INFORMATION GIVEN: Begin
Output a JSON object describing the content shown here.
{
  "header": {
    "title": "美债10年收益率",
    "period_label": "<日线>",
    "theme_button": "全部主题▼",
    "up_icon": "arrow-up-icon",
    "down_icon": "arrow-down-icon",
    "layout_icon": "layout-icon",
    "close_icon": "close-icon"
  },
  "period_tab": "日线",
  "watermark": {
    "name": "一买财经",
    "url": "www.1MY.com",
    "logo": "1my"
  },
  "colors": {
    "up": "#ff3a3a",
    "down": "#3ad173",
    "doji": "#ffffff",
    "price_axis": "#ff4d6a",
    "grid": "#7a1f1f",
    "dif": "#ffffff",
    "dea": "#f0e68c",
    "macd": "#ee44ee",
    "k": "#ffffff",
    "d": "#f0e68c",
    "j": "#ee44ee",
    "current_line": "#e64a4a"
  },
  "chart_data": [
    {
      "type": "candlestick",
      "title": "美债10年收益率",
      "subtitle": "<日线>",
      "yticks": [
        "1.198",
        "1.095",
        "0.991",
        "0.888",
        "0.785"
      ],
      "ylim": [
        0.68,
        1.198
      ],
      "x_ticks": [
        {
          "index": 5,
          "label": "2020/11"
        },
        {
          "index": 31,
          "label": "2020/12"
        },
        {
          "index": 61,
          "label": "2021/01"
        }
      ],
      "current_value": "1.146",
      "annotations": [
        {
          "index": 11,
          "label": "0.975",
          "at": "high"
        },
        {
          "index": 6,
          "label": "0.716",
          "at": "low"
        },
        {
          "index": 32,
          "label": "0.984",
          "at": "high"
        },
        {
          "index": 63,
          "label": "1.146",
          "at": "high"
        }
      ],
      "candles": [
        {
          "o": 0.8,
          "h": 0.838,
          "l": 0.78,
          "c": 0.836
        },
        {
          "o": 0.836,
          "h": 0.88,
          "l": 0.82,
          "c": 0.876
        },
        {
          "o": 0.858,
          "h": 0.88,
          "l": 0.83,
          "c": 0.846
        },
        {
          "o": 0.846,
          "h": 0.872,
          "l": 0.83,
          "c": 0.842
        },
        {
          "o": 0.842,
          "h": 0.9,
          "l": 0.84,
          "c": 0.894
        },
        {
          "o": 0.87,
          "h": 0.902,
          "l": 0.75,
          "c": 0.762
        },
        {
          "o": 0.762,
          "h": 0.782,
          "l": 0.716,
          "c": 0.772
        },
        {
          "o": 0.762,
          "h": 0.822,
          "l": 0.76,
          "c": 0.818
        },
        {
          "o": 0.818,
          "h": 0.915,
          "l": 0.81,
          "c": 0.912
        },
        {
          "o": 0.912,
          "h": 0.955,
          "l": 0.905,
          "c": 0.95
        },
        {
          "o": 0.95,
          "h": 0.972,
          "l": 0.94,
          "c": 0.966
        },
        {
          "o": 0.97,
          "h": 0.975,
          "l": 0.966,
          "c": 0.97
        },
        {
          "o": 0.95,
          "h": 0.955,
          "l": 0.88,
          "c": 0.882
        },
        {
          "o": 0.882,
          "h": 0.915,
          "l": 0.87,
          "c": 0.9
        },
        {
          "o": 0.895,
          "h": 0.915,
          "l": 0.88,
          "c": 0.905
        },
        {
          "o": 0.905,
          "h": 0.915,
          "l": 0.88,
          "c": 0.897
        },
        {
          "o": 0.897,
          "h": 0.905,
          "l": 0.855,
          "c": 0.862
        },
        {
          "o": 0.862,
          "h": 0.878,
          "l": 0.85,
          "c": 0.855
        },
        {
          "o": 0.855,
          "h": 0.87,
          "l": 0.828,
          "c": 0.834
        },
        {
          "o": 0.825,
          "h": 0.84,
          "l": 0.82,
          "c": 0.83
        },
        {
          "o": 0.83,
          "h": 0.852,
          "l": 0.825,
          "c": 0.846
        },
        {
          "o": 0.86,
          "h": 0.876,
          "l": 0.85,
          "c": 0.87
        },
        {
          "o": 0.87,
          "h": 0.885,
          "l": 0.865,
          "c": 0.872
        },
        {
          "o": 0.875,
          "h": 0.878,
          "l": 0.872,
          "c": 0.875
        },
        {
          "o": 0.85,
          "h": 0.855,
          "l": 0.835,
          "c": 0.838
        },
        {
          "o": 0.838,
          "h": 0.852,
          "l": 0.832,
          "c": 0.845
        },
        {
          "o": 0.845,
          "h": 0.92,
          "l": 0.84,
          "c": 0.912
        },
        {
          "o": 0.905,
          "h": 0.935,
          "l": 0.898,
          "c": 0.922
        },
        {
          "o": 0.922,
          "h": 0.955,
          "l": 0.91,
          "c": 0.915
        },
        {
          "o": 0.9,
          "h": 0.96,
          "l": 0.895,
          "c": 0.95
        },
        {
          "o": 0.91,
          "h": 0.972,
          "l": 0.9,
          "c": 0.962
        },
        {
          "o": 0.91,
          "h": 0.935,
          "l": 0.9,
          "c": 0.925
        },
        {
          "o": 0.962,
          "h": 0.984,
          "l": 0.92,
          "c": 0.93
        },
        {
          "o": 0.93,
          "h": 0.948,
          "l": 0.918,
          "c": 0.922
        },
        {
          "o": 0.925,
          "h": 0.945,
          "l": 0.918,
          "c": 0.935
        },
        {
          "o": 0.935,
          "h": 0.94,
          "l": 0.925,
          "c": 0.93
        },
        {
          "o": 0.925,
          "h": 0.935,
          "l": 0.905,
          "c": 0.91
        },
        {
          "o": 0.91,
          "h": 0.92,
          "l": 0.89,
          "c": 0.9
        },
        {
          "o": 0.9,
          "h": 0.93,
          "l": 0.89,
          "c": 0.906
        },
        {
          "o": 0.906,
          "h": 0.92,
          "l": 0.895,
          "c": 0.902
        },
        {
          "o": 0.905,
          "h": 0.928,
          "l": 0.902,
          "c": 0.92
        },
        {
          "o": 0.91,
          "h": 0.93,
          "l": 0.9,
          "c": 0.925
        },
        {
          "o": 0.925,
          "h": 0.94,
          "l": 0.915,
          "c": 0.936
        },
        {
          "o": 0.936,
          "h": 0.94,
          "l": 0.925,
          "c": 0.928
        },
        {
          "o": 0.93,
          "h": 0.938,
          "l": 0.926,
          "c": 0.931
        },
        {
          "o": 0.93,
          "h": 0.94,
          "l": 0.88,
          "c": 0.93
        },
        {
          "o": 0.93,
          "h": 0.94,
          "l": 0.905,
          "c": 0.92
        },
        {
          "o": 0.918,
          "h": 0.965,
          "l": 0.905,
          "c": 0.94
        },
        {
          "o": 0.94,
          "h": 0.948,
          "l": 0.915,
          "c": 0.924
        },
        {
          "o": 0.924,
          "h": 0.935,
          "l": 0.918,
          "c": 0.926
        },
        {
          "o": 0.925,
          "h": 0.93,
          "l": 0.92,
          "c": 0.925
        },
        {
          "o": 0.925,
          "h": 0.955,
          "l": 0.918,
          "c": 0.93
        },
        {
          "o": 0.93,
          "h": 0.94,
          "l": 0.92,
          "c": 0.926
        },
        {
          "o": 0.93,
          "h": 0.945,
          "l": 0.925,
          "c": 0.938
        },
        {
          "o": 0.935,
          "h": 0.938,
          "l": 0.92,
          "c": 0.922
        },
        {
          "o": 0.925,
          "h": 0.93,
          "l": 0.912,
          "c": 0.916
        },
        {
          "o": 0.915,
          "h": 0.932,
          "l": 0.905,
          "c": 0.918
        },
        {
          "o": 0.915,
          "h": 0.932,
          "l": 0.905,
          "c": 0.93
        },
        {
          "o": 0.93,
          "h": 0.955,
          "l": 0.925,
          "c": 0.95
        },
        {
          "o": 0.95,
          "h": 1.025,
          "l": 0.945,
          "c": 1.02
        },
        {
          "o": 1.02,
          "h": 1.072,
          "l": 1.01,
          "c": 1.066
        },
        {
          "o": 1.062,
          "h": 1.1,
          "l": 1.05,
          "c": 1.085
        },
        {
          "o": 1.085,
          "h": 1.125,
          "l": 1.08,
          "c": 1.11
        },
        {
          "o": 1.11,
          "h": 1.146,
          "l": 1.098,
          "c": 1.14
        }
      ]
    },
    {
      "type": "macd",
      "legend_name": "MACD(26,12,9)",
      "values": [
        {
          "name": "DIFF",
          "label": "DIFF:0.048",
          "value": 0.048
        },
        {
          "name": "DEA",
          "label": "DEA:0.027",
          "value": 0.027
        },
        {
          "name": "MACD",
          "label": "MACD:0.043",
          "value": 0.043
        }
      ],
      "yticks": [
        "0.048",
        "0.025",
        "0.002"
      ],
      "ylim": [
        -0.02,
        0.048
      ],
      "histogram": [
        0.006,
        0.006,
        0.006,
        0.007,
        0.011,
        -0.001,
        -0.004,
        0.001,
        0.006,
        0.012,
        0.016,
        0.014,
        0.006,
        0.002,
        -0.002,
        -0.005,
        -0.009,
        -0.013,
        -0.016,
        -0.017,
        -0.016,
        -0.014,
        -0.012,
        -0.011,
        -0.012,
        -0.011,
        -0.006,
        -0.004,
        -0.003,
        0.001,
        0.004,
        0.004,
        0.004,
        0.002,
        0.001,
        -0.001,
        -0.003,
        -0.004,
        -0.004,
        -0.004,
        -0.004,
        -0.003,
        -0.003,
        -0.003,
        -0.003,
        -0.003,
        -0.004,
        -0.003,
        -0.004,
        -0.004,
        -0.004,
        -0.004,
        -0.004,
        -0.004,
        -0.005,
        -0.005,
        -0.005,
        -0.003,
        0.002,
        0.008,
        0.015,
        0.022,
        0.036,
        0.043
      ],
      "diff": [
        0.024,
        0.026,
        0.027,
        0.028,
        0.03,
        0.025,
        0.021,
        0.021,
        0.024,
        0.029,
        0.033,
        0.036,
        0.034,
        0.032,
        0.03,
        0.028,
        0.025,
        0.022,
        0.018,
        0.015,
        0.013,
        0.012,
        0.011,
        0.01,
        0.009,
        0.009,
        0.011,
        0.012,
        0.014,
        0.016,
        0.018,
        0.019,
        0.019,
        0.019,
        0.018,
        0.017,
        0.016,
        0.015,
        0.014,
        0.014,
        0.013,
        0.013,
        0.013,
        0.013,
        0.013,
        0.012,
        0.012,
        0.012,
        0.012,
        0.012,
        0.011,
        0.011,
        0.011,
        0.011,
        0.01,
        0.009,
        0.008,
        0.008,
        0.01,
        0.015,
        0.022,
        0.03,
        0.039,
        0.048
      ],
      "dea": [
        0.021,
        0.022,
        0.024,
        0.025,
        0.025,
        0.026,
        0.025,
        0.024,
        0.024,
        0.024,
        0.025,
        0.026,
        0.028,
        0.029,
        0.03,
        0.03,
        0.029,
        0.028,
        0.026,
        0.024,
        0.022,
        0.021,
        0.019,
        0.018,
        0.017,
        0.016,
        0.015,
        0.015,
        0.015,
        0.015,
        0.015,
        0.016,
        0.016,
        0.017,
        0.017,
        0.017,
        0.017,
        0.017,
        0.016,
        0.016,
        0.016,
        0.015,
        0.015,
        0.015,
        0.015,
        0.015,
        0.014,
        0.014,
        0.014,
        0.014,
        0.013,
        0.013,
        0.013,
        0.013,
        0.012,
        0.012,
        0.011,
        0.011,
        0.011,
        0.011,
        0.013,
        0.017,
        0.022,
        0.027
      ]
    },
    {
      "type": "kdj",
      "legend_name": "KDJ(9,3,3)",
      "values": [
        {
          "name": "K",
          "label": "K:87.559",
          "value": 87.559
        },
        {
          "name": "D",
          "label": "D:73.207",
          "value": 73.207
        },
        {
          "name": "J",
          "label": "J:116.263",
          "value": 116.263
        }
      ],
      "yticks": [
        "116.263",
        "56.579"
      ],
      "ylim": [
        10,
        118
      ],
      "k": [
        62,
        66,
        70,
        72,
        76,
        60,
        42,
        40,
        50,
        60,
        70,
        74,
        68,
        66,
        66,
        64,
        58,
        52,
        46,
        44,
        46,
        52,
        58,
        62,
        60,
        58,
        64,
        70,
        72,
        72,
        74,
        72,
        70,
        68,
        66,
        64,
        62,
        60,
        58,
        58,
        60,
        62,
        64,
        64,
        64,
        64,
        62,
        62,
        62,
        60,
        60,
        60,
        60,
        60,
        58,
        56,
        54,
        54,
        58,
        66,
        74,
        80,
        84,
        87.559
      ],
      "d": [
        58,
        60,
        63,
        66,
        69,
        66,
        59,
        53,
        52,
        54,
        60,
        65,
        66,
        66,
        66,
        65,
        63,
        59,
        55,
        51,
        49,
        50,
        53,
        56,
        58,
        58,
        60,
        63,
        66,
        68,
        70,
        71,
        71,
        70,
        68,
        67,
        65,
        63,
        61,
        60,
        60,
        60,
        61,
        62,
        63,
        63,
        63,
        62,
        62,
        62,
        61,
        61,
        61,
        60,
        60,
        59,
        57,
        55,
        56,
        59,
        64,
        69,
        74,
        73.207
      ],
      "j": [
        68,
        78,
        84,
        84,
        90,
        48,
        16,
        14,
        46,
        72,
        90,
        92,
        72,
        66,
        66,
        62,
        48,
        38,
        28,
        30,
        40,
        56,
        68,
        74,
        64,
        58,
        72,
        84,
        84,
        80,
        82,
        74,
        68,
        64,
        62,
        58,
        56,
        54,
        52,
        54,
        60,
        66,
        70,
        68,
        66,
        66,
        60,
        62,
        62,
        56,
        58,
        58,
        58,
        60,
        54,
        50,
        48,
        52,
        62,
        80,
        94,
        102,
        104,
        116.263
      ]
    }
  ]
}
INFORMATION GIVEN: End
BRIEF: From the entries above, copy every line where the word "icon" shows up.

EXERCISE SOLUTION:
    "up_icon": "arrow-up-icon",
    "down_icon": "arrow-down-icon",
    "layout_icon": "layout-icon",
    "close_icon": "close-icon"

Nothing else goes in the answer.